Do dog thieves remove microchips?
Pet thieves will typically remove signs of identification, including microchips and GPS collars, and replace them with others.
How do I change my dog’s microchip information?
You can update your contact details by contacting the pet microchip registry your pet is enrolled with. Visit the company’s website for information on updating your pet’s record online, or to get the telephone number to call.
Can you feel the microchip in a cat?
Yes, you can feel your cat’s microchip! It has the same shape as a long grain of rice and it’s usually easy to find between the shoulder blades, especially if your cat has a healthy body condition. It’s especially easy to find on underweight cats as they have less subcutaneous fat in the way.
Can you scan a microchip with your phone?
Unfortunately, no. A smart phone can not and will not ever be able to read a pet’s microchip. There are no apps for iphone or android that do this and there never will be.
Is there an app to track your pet’s microchip?
So is there an app to check a microchip? Unfortunately, there is no single app to download to your android or iOS device to detect or scan a microchip. The reason is that microchips do not have a power source of their own. Therefore, you need a chip reader to scan RFID chips at present.
What does a dog microchip feel like?
Microchipping is a painless procedure
Many owners naturally worry that placing a microchip inside their dog’s body will hurt. In fact, the procedure takes seconds and no anesthetic is required. The chip is injected between the shoulder blades, and your dog won’t feel a thing.
What are the cons of microchipping a dog?
3 Disadvantages of Dog Microchipping
- The microchip can move. Animal care professionals typically look for microchips between a dog’s shoulder blades, but they can move to another part of their body occasionally.
- Different microchips emit different frequencies.
- Microchips don’t show location.
What are the side effects of microchipping a dog?
Although side effects are uncommon, microchipping a dog can sometimes bring upon varied effects such as temporary bleeding, hair loss, infection, abscesses, and microchip migration. But the vast majority of dogs experience minimal or zero side effects from the implantation process.
Does a pet microchip have GPS?
Pet microchips do not have GPS technology. Instead, they use Radio-frequency identification (RFID) technology that is able to be scanned for information, like the pet owner’s contact information. This means that microchips can’t give your pet’s location if they get lost, but can lead to their safe return when found.
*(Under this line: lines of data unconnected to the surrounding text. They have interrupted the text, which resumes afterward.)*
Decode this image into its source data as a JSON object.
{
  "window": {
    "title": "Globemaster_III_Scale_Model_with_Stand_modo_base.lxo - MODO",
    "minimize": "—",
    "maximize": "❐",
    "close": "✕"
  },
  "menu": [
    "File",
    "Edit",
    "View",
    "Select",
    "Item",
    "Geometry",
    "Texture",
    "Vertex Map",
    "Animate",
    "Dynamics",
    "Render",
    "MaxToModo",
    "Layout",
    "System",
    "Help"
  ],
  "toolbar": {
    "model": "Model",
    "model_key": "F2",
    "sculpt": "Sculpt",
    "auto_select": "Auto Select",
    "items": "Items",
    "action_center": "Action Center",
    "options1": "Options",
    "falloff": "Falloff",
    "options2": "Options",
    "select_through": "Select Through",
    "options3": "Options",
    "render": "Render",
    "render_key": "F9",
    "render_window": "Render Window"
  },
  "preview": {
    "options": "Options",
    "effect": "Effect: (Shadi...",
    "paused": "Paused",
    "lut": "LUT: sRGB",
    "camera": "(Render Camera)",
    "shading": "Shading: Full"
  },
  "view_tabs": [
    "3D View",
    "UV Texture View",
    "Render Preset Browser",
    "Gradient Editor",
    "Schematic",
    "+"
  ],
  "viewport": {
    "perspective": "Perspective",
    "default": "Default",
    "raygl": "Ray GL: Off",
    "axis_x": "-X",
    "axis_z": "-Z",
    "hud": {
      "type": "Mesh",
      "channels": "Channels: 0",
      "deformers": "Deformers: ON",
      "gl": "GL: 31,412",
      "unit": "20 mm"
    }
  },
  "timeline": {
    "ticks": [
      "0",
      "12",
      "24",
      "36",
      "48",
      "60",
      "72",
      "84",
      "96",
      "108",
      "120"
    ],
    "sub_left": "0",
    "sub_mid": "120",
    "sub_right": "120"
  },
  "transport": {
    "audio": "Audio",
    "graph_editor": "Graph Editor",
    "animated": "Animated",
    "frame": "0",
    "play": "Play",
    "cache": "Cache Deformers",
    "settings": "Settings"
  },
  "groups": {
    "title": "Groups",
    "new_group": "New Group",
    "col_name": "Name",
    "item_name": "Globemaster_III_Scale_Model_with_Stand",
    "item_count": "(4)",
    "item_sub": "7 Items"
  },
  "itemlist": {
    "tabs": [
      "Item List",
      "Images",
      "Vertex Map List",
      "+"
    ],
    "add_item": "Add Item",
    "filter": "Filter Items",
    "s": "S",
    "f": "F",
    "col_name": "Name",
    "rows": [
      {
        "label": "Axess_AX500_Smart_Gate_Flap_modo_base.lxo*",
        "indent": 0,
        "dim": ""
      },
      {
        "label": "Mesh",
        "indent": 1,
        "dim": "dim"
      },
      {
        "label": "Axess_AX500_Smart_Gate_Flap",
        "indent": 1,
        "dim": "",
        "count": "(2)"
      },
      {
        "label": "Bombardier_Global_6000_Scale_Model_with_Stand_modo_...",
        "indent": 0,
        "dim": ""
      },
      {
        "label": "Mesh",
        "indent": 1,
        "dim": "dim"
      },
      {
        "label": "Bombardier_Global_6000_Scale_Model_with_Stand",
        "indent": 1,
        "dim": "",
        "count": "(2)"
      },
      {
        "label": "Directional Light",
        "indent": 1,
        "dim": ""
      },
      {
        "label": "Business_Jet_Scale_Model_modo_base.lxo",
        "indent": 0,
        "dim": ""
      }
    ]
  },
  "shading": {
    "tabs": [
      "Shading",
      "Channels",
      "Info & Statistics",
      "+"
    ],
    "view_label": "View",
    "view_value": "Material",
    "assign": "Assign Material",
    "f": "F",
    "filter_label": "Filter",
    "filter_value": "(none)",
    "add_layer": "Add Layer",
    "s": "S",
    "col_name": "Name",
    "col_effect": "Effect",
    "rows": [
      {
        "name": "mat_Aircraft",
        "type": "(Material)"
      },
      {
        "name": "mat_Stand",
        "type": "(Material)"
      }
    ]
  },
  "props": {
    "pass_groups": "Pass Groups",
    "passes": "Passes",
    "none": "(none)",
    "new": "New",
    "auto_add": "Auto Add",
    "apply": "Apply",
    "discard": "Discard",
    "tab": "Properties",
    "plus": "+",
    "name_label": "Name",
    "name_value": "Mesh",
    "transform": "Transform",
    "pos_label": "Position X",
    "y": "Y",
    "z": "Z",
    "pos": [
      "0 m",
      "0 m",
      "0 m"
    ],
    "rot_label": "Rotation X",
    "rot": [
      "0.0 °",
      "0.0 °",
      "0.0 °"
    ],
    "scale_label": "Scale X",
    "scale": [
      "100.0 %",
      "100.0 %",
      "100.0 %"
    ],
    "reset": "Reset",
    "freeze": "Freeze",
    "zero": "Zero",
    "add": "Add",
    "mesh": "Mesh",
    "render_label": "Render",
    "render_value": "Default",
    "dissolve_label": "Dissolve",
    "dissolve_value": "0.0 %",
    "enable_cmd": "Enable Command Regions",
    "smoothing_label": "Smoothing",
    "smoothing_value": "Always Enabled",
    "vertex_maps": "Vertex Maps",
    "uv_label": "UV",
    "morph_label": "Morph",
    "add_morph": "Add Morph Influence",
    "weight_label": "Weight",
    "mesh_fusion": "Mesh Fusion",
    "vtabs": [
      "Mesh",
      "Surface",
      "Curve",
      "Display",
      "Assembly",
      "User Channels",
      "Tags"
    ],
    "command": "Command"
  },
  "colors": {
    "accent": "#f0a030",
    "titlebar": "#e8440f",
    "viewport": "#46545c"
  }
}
Do microchips expire?
Myth #5: Microchips expire.
Fact: Every microchip comes in packaging with an expiration date, but that only tells the shelter or clinic how long the package will remain sterile. If the chip is planted before that date, it will stay safe and sterile. Once implanted, the microchip itself never expires.
What is the range of a pet microchip?
C – U.S. pet microchips operate on one of three frequencies: 125 kHz, 128 kHz, and 134.2 kHz.
How much does it cost to GPS chip a dog?
Nationwide, the average cost to microchip a pet at your veterinarian is $45, but it may vary depending on where you live. The microchipping and registration procedure depend on the type of facility you choose and whether you need to register the chip online yourself or if it is done for you by the provider.
Can I put a GPS tracker in my dog?
GPS dog trackers contain complex hardware to receive and interpret location information from satellites. Currently, this hardware is simply too big to fit inside an implant that sits underneath your dog’s skin. Additionally, GPS trackers need to be charged, unlike your dog’s microchip.
Are there different types of microchips for dogs?
There are three different kinds of technologies used for microchips. These rely on three different frequencies. But microchipping your pet is not as easy as 1-2-3. That’s because your shelter or veterinarian may be using a different standard of microchip than the next facility down the street.